by Nanette Elster, JD, MPH
Today on Father’s Day, as I miss my own father who has been gone for 17 years now, I am reflecting on my decision to intentionally become a single mother. I think about all of the ways my father shaped the woman I am today and how he is the one who gave me the courage to become a mother with or without a husband or partner. He is the one who gave me career advice, dating advice, took me to get my first prom dress (and even my first bra). He was a straight shooter, never mincing words or sugar coating things but always enveloping me in love and support. From him I learned that each and every one of us has the power to take any decision we make and turn it into a good one –hence, the choice to be a single mom. The plan was to do it with the help of both my mom and dad, but he passed away before I mustered the courage to face my infertility head on and seek out a reproductive endocrinologist. Thankfully, Mom was and is by my side every single day.
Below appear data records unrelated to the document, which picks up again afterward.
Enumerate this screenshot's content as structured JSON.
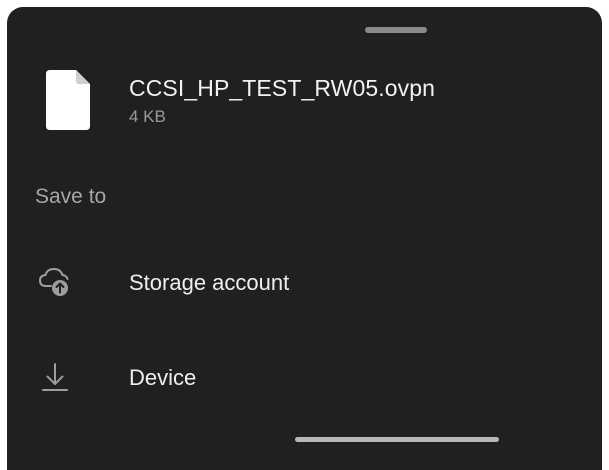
{
  "file": {
    "name": "CCSI_HP_TEST_RW05.ovpn",
    "size": "4 KB",
    "icon": "file-icon"
  },
  "save_to": {
    "label": "Save to",
    "options": [
      {
        "label": "Storage account",
        "icon": "cloud-upload-icon"
      },
      {
        "label": "Device",
        "icon": "download-icon"
      }
    ]
  },
  "colors": {
    "sheet_background": "#202020",
    "primary_text": "#f2f2f2",
    "secondary_text": "#9a9a9a"
  }
}
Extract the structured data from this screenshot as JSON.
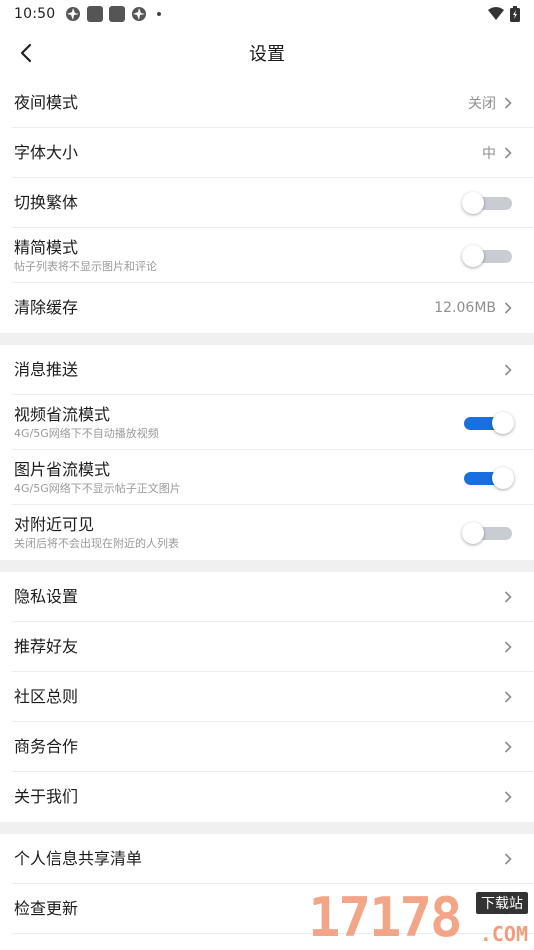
{
  "status_bar": {
    "time": "10:50"
  },
  "header": {
    "title": "设置"
  },
  "sections": [
    [
      {
        "key": "night_mode",
        "label": "夜间模式",
        "value": "关闭",
        "type": "nav"
      },
      {
        "key": "font_size",
        "label": "字体大小",
        "value": "中",
        "type": "nav"
      },
      {
        "key": "traditional",
        "label": "切换繁体",
        "type": "toggle",
        "on": false
      },
      {
        "key": "lite_mode",
        "label": "精简模式",
        "sub": "帖子列表将不显示图片和评论",
        "type": "toggle",
        "on": false
      },
      {
        "key": "clear_cache",
        "label": "清除缓存",
        "value": "12.06MB",
        "type": "nav"
      }
    ],
    [
      {
        "key": "push",
        "label": "消息推送",
        "type": "nav"
      },
      {
        "key": "video_saver",
        "label": "视频省流模式",
        "sub": "4G/5G网络下不自动播放视频",
        "type": "toggle",
        "on": true
      },
      {
        "key": "image_saver",
        "label": "图片省流模式",
        "sub": "4G/5G网络下不显示帖子正文图片",
        "type": "toggle",
        "on": true
      },
      {
        "key": "nearby_visible",
        "label": "对附近可见",
        "sub": "关闭后将不会出现在附近的人列表",
        "type": "toggle",
        "on": false
      }
    ],
    [
      {
        "key": "privacy",
        "label": "隐私设置",
        "type": "nav"
      },
      {
        "key": "recommend_friends",
        "label": "推荐好友",
        "type": "nav"
      },
      {
        "key": "community_rules",
        "label": "社区总则",
        "type": "nav"
      },
      {
        "key": "business",
        "label": "商务合作",
        "type": "nav"
      },
      {
        "key": "about",
        "label": "关于我们",
        "type": "nav"
      }
    ],
    [
      {
        "key": "info_share",
        "label": "个人信息共享清单",
        "type": "nav"
      },
      {
        "key": "check_update",
        "label": "检查更新",
        "type": "nav"
      }
    ]
  ],
  "watermark": {
    "number": "17178",
    "tag": "下载站",
    "suffix": ".COM"
  },
  "colors": {
    "accent": "#1a6fe0",
    "toggle_off": "#c9ccd3",
    "divider": "#ececec",
    "section_gap": "#f0f0f0"
  }
}
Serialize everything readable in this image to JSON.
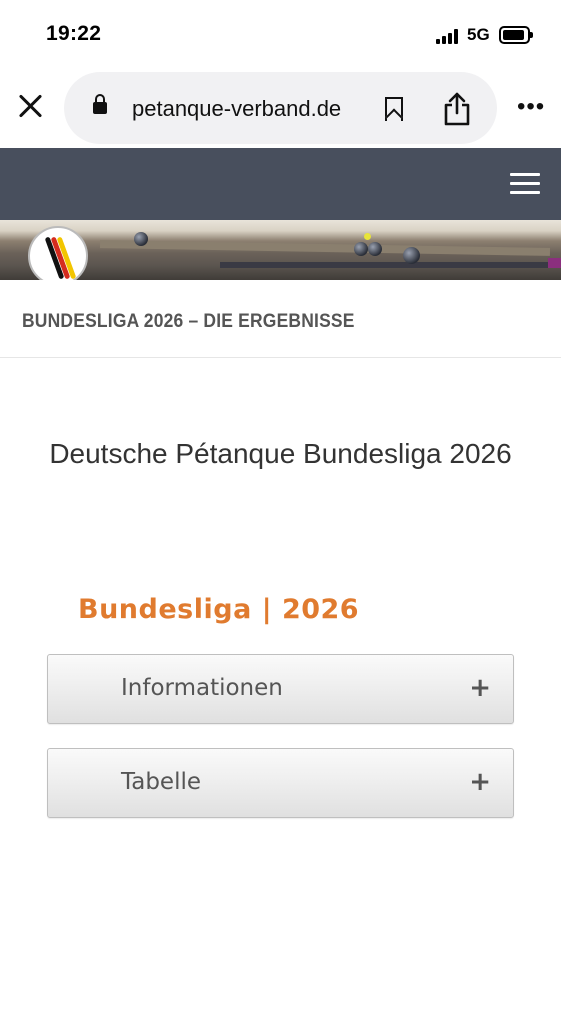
{
  "status_bar": {
    "time": "19:22",
    "network": "5G"
  },
  "browser": {
    "url": "petanque-verband.de"
  },
  "page": {
    "title": "BUNDESLIGA 2026 – DIE ERGEBNISSE",
    "heading": "Deutsche Pétanque Bundesliga 2026",
    "section_title": "Bundesliga | 2026"
  },
  "accordion": {
    "items": [
      {
        "label": "Informationen",
        "toggle": "+"
      },
      {
        "label": "Tabelle",
        "toggle": "+"
      }
    ]
  },
  "icons": {
    "close": "close-icon",
    "lock": "lock-icon",
    "bookmark": "bookmark-icon",
    "share": "share-icon",
    "more": "more-icon",
    "menu": "hamburger-menu-icon"
  },
  "colors": {
    "nav_background": "#484f5d",
    "section_title": "#e07b2f"
  }
}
While I never have and never will regret this decision and the choice has, in fact been a good one, I sometimes step back and ask myself . . . how could I deprive my daughter of all that I gained from my father? How would we manage Daddy/Daughter Dances and, days like today, Father’s Day? These questions, however, seemed trivial when a few years back during an Obama/Romney debate, Mitt Romney said: “But gosh, to tell our kids that before they have babies, they ought to think about getting married to someone — that’s a great idea because if there’s a two-parent family, the prospect of living in poverty goes down dramatically.
The views, opinions and positions expressed by these authors and blogs are theirs and do not necessarily represent that of the Bioethics Research Library and Kennedy Institute of Ethics or Georgetown University.